Vallombrosa is a Benedictine abbey in the comune of Reggello (Tuscany, Italy), about 30 km south-east of Florence, in the Apennines, surrounded by forests of beech and firs. It was founded by Giovanni Gualberto, a Florentine noble, in 1038 and became the mother house of the Vallumbrosan Order.
It was extended around 1450, reaching its current aspect at the end of the 15th century. In 1529, after the looting of Charles V, the east tower was built, in the 17th century followed the wall and in the 18th century the fishing ponds. Today, the monastery is open for tourists and is selling local produce.
On 7 October 1096, Pope Urban II addressed the congregation of Vallombrosa, imploring the religious amongst them to support the cause for a crusade to the Holy Land. In particular in this sermon, he cited the need for knights, who could "restore the Christians to their former freedom"1
Largely because of his poetic reference to the 'autumnal leaves that strow the brooks, in Vallombrosa' in Paradise Lost, John Milton is supposed to have visited the monastery and, according to a plaque erected during the Fascist era, actually stayed there. Though this is unlikely, the notion that he did so encouraged many later travellers to visit the place, including William Beckford, J.R. Cozens, William Wordsworth, Crabb Robinson, Frances Trollope, Mary Shelley, Elizabeth Barrett Browning, and Friederich Nietzsche. The Anglo-Italian monk, Enrico Hugford, became Abbot of Vallombrosa in 1743 and fellow Catholic, John Talman, seems to have visited even earlier.
Partly thanks to the influence of the pioneering American ecologist and author of the 1864 Man and Nature, George Perkins Marsh, the Istituto Superiore Forestale Nazionale was founded in the secularized monastery in 1867.
The exterior retains the 12th century belltower and a 15th-century tower. It maintains a sobriety appropriate for a monastery. It is a walled precinct, accessed through an 18th-century gate. The facade was designed (1637) by Gherardo Silvani who completed designs by Alfonso Parigi; Silvani also completed the facade of the church (1644).
The church interior
The interior of the church was frescoed (1779 – 1781) by G.A. Fabbrini. The main altar has an Assumption by the Volterrano, The altar of the left transept has a Trinity by Lorenzo Lippi; other altarpieces are by Agostino Veracini, Antonio Puglieschi, Niccolò Lapi. In the Baptistery (once chapel of the Converted) is a Conversion of Saul by Cesare Dandini and in the chapel of San Giovanni Gualberto, a fresco by Alessandro Gherardini, the scagliola altar was Ignazio Hugford, a canvas by Antonio Franchi. Offertories before this altar were made by members of the Forest Service who have San Giovanni Gualberto as their patron saint.

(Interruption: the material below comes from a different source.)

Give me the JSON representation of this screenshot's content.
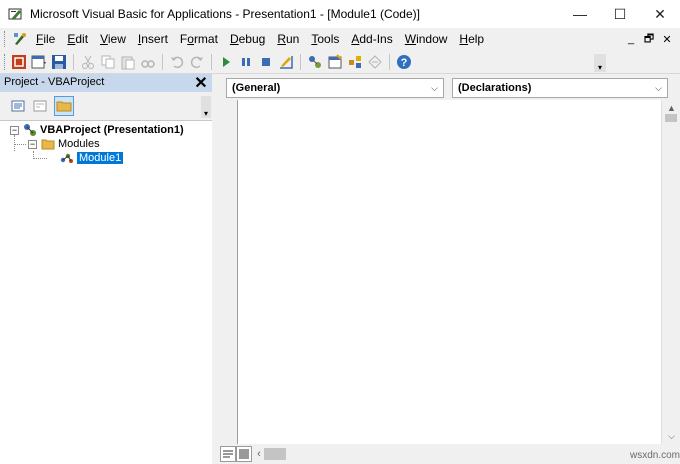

The wooden choir to the right of the main altar was fashioned by Francesco da Poggibonsi (1444 – 1446); the reliquary has the arm of the saint who founded the Vallombrosan order by Paolo Sogliano (1500). The sacristy has an altarpiece by Raffaellino del Garbo depicting San Giovanni Gualberto and other saints (1508), and a great terracotta altarpiece from the studio of Andrea della Robbia; the refectory has a series of canvases by Ignazio Hugford (1745); the antirefectory has a large painting by Santi Buglioni and a cycle of paintings (three tryptichs) by Mario Francesconi.

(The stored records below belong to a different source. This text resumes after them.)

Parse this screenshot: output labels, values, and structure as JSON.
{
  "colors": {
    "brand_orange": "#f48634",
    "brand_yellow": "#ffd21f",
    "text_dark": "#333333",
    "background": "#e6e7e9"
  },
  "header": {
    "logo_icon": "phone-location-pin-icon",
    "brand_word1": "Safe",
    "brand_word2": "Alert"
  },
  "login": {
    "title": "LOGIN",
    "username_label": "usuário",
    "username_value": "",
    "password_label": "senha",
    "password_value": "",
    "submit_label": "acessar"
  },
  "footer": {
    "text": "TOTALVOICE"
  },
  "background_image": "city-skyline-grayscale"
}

- This article incorporates text from a publication now in the public domain: Wood, James, ed. (1907). "article name needed". The Nuttall Encyclopædia. London and New York: Frederick Warne.
- Chaney, Edward, 'Milton's Visit to Vallombrosa: A Literary Tradition', The Evolution of the Grand Tour: Anglo-Italian Cultural Relations since the Renaissance, 2nd ed. (Routledge, 2000), pp. 278–313.
- Salvestrini, Francesco, Santa Maria di Vallombrosa. Patrimonio e vita economica di un grande monastero medievale, Firenze: Olschki, 1998.
- Salvestrini, Francesco, Disciplina caritatis. Il monachesimo vallombrosano tra medioevo e prima età moderna, Roma: Viella, 2008.
- Salvestrini, Francesco, I Vallombrosani in Liguria. Storia di una presenza monastica fra XII e XVII secolo, Roma: Viella, 2010.